Okay. Maybe now we're getting somewhere. And when Bloggerella refers to Marilyn Monroe style, here's what she means:
The fine art of casually placing a hand in your lap while riding. It makes you appear frightfully cool and it serves a anti-wind gust function.
Let's hear from the eternally cool Acie at Agurkeliv.
Acie from Agurkeliv on her bicycle.
"Loving short skirts... and cycling, too. I was 4½. It was summer. It was yellow - my new bike. My new bike without training wheels. It was love.
The kind of love that I would later develop for short skirts, dresses and high heels too. However, the love for my bike never faded - as time passed and I got older it changed in size, color and style. But I always loved it. The same goes for my skirts and dresses – they changed in size (...dammit!), colour and style (some would say that they just got shorter and shorter...). But I always loved them too.
Cycling in short skirts is sort of like walking in high heels. To those who are not used to it, it’s scary, a little strange and considered unnecessary. To those who do it every day, it’s nothing.
When I ride around Copenhagen in skirts I always I always have one hand free to ensure that the skirt doesn’t move too far north. Constantly pulling the skirt down is, however, not necessary. The hand is a safety option. Insurance. Like having a pair of back-up flats in your purse.
In most cases the skirt will stay where it’s intended, if you make sure to ride with your knees pointing slightly inwards. And as is also the case with walking in high heels it’s a matter of practice. It’s about daring to try!"
Thanks, Acie! So, another great bit of advice from yet another Copenhagener who knows what she's talking about. She mentioned the 'hand in the lap' move and the 'knees in' tip, too.
Get your knees in, Mother Brown.
Last but certainly not least, let's give the podium to Kia from the splendidly named Fierce og Fattig på SU! blog. That translates as Fierce and Broke on Student Subsidies!
"Cycling in a skirt in Copenhagen is rumoured to be a challenge. I cycle often around Copenhagen in skirts and dresses and my mantra is simply "Just do it." If you're 'unlucky' you can comfort yourself by thinking that you probably made a lot of men's day. It comforts me when a gust of wind suddenly causes more men to find me extremely interesting.!
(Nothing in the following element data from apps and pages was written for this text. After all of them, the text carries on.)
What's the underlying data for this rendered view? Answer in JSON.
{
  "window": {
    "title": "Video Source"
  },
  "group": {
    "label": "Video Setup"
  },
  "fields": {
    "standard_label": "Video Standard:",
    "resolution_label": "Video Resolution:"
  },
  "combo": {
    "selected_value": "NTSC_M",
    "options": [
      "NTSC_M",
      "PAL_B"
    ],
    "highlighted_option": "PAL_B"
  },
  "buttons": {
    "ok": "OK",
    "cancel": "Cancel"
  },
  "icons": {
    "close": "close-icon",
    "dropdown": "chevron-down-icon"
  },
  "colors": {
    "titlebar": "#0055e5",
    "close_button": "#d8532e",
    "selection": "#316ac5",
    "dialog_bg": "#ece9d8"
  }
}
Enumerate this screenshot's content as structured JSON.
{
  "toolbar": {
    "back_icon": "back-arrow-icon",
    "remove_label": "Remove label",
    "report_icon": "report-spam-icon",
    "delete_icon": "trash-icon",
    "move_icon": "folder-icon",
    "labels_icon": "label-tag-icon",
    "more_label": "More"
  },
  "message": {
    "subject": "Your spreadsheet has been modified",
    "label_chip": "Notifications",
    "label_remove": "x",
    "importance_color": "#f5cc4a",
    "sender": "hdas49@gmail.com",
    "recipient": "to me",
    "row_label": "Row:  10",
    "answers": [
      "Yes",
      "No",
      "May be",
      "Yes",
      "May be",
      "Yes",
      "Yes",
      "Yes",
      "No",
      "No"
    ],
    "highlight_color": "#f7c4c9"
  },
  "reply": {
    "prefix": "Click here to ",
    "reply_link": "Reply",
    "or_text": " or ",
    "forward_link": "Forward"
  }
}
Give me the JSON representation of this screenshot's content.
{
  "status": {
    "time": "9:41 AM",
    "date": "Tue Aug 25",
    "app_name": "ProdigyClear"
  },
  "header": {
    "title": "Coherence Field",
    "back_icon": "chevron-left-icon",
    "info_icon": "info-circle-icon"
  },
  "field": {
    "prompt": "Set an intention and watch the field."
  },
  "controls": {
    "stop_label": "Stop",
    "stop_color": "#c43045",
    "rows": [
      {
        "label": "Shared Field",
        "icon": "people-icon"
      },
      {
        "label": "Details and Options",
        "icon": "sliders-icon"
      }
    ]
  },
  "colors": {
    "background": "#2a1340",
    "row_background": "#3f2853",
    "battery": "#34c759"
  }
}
Thanks, so much Kia! We appreciate your point of view.
So there you have it. Seems all quite simple, really. Of course, at the end of the day, this post is a bit superfluous. About 8 and a half minutes after the Safety bicycle was invented about 120 years ago, there was a woman riding it in a skirt. And then another one. And so on.
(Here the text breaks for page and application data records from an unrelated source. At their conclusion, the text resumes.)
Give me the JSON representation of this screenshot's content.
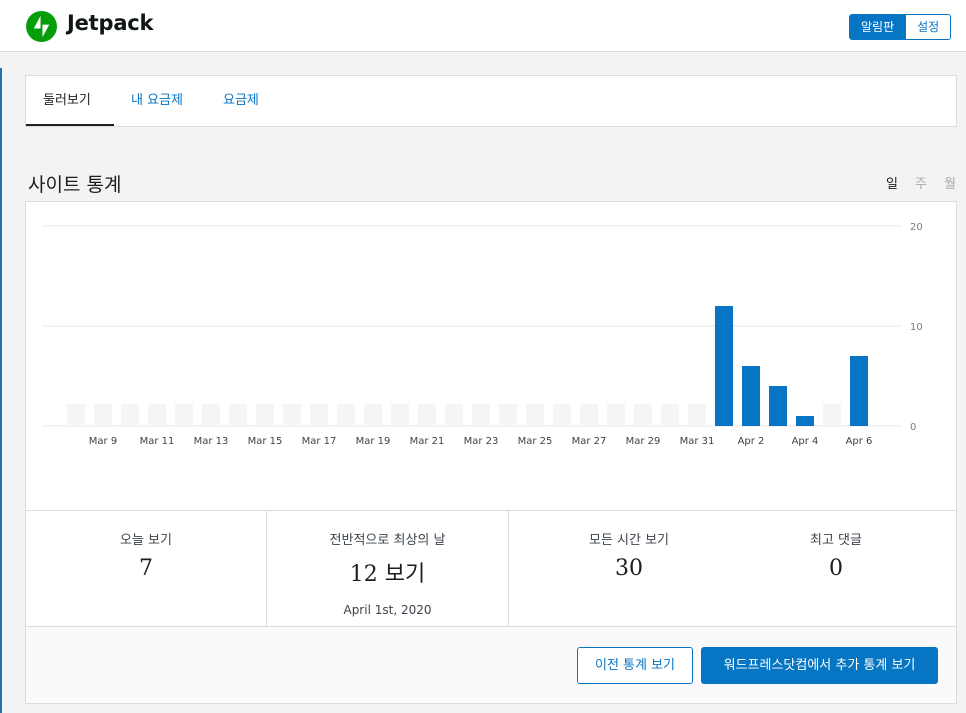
{
  "header": {
    "brand": "Jetpack",
    "toggle": [
      {
        "label": "알림판",
        "active": true
      },
      {
        "label": "설정",
        "active": false
      }
    ]
  },
  "tabs": [
    {
      "label": "둘러보기",
      "active": true
    },
    {
      "label": "내 요금제",
      "active": false
    },
    {
      "label": "요금제",
      "active": false
    }
  ],
  "stats_section": {
    "title": "사이트 통계",
    "periods": [
      {
        "label": "일",
        "active": true
      },
      {
        "label": "주",
        "active": false
      },
      {
        "label": "월",
        "active": false
      }
    ]
  },
  "colors": {
    "accent": "#0675c4",
    "bar": "#0675c4",
    "bar_empty": "#f6f4f6",
    "grid": "#e6e6e6"
  },
  "chart_data": {
    "type": "bar",
    "categories": [
      "Mar 8",
      "Mar 9",
      "Mar 10",
      "Mar 11",
      "Mar 12",
      "Mar 13",
      "Mar 14",
      "Mar 15",
      "Mar 16",
      "Mar 17",
      "Mar 18",
      "Mar 19",
      "Mar 20",
      "Mar 21",
      "Mar 22",
      "Mar 23",
      "Mar 24",
      "Mar 25",
      "Mar 26",
      "Mar 27",
      "Mar 28",
      "Mar 29",
      "Mar 30",
      "Mar 31",
      "Apr 1",
      "Apr 2",
      "Apr 3",
      "Apr 4",
      "Apr 5",
      "Apr 6"
    ],
    "tick_labels": [
      "Mar 9",
      "Mar 11",
      "Mar 13",
      "Mar 15",
      "Mar 17",
      "Mar 19",
      "Mar 21",
      "Mar 23",
      "Mar 25",
      "Mar 27",
      "Mar 29",
      "Mar 31",
      "Apr 2",
      "Apr 4",
      "Apr 6"
    ],
    "values": [
      0,
      0,
      0,
      0,
      0,
      0,
      0,
      0,
      0,
      0,
      0,
      0,
      0,
      0,
      0,
      0,
      0,
      0,
      0,
      0,
      0,
      0,
      0,
      0,
      12,
      6,
      4,
      1,
      0,
      7
    ],
    "yticks": [
      0,
      10,
      20
    ],
    "ylim": [
      0,
      20
    ],
    "grid": true
  },
  "stats": {
    "today": {
      "label": "오늘 보기",
      "value": "7"
    },
    "best_day": {
      "label": "전반적으로 최상의 날",
      "value": "12 보기",
      "date": "April 1st, 2020"
    },
    "all_time": {
      "label": "모든 시간 보기",
      "value": "30"
    },
    "top_comment": {
      "label": "최고 댓글",
      "value": "0"
    }
  },
  "buttons": {
    "older_stats": "이전 통계 보기",
    "more_stats": "워드프레스닷컴에서 추가 통계 보기"
  }
}
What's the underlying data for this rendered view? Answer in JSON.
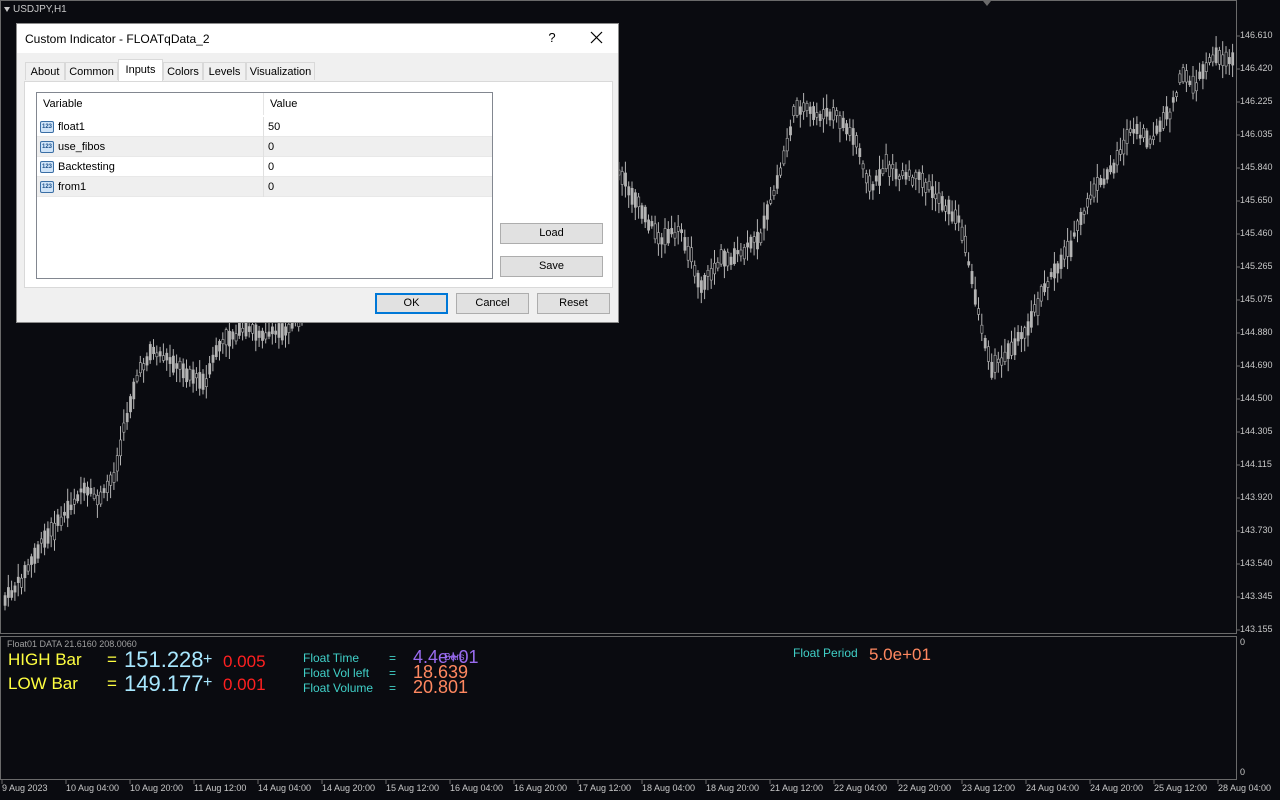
{
  "chart": {
    "symbol": "USDJPY,H1",
    "price_labels": [
      "146.610",
      "146.420",
      "146.225",
      "146.035",
      "145.840",
      "145.650",
      "145.460",
      "145.265",
      "145.075",
      "144.880",
      "144.690",
      "144.500",
      "144.305",
      "144.115",
      "143.920",
      "143.730",
      "143.540",
      "143.345",
      "143.155"
    ],
    "time_labels": [
      "9 Aug 2023",
      "10 Aug 04:00",
      "10 Aug 20:00",
      "11 Aug 12:00",
      "14 Aug 04:00",
      "14 Aug 20:00",
      "15 Aug 12:00",
      "16 Aug 04:00",
      "16 Aug 20:00",
      "17 Aug 12:00",
      "18 Aug 04:00",
      "18 Aug 20:00",
      "21 Aug 12:00",
      "22 Aug 04:00",
      "22 Aug 20:00",
      "23 Aug 12:00",
      "24 Aug 04:00",
      "24 Aug 20:00",
      "25 Aug 12:00",
      "28 Aug 04:00"
    ],
    "colors": {
      "background": "#0a0b10",
      "candle": "#b4b4b4",
      "axis": "#c8c8c8",
      "grid": "#2a2a2a"
    }
  },
  "indicator": {
    "subwindow_title": "Float01 DATA 21.6160 208.0060",
    "scale_top": "0",
    "scale_bottom": "0",
    "high_label": "HIGH Bar",
    "high_eq": "=",
    "high_value": "151.228",
    "high_plus": "+",
    "high_diff": "0.005",
    "low_label": "LOW Bar",
    "low_eq": "=",
    "low_value": "149.177",
    "low_plus": "+",
    "low_diff": "0.001",
    "float_time_label": "Float Time",
    "float_time_eq": "=",
    "float_time_value": "4.4e+01",
    "float_time_overlay": "Bars",
    "float_vol_label": "Float Vol left",
    "float_vol_eq": "=",
    "float_vol_value": "18.639",
    "float_volume_label": "Float Volume",
    "float_volume_eq": "=",
    "float_volume_value": "20.801",
    "float_period_label": "Float Period",
    "float_period_value": "5.0e+01",
    "colors": {
      "yellow": "#ffff40",
      "cyan": "#a8e8ff",
      "red": "#ff2020",
      "teal": "#40d0c8",
      "purple": "#9a6cf0",
      "salmon": "#ff8860"
    }
  },
  "dialog": {
    "title": "Custom Indicator - FLOATqData_2",
    "help": "?",
    "tabs": [
      "About",
      "Common",
      "Inputs",
      "Colors",
      "Levels",
      "Visualization"
    ],
    "active_tab": "Inputs",
    "columns": [
      "Variable",
      "Value"
    ],
    "rows": [
      {
        "icon": "123",
        "variable": "float1",
        "value": "50"
      },
      {
        "icon": "123",
        "variable": "use_fibos",
        "value": "0"
      },
      {
        "icon": "123",
        "variable": "Backtesting",
        "value": "0"
      },
      {
        "icon": "123",
        "variable": "from1",
        "value": "0"
      }
    ],
    "load_label": "Load",
    "save_label": "Save",
    "ok_label": "OK",
    "cancel_label": "Cancel",
    "reset_label": "Reset"
  }
}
History repeats itself or history never stopped doing it?
Which begs the eternal Cycle Chic question... if it's normal and has been normal for over a century, why are people out there trying to sell you "cycling clothes" and all sorts of crap you don't need?
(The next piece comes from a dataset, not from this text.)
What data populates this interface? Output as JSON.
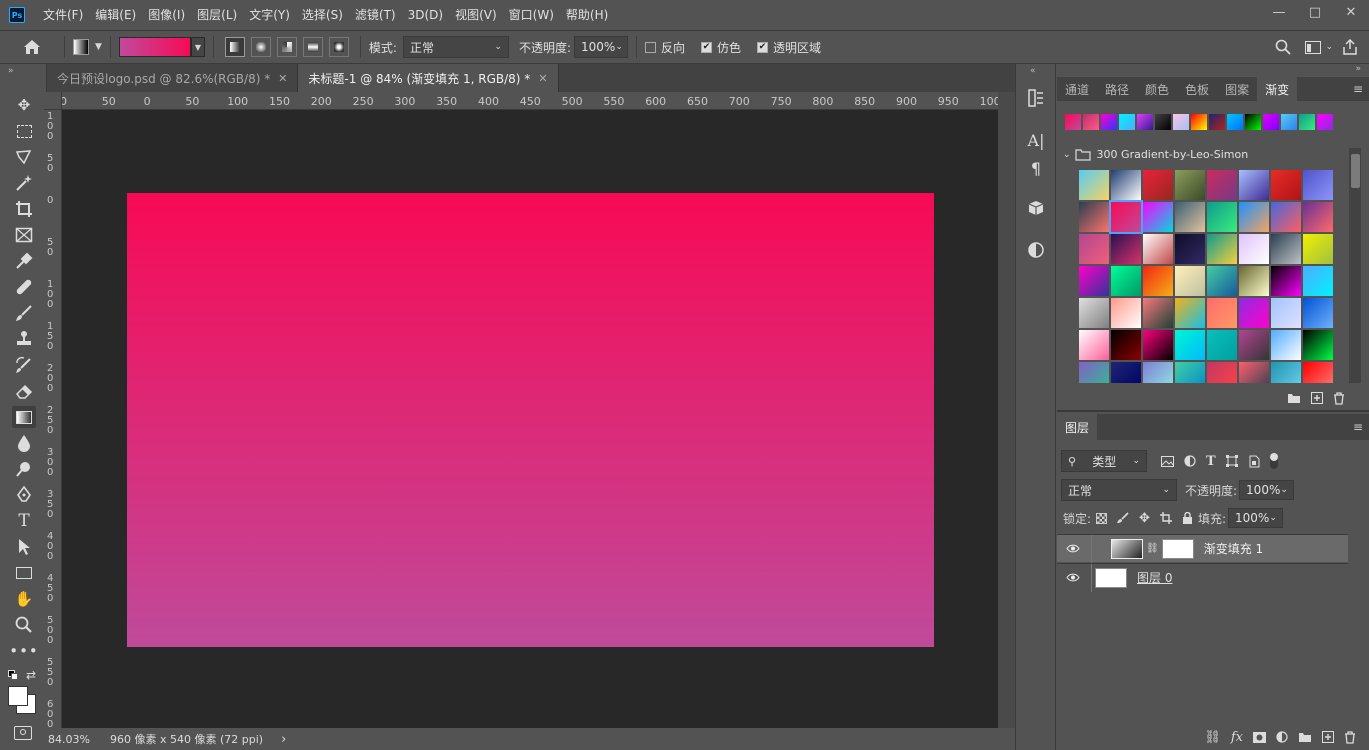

THE CARGO BIKE ADVANTAGE
Anyway, here's a unique Copenhagen angle to the Cycling in Skirts and Dresses question. The advantages of cycling on a cargo bike are many, and Copenhageners, if anyone, have discovered that. There are about 30,000 cargo bikes in the city. Demographically, it is mostly families who have one. But the cargo bike provides the Supermums of Copenhagen with an added feature. If you're wearing a short skirt, you are conveninently placed behind the cargo bay, which is handy if you're the type who worries about wind gusts et al.
Cargo bike protection.
As you all may have noticed I have quite a few photos of people cycling in Copenhagen. For this post I went through my Cycle Chic set on Flickr to look for illustrative photos of Copenhageners cycling in skirts. I found... um... over 250. Including photos from Paris, Japan and other countries. I probably missed some but I wasn't really concentrating. Nevertheless, I put them in an independent set. You can see it in a slideshow right here. Make a cup of coffee, lean back and be inspired. Photos tell the story.
If you're pressed for time, I narrowed the 250 down to a Director's Cut of my favourites. 42 in all, also viewable in convenient slideshow format for your viewing pleasure.
And ladies, let's hear from you about riding in skirts or dresses!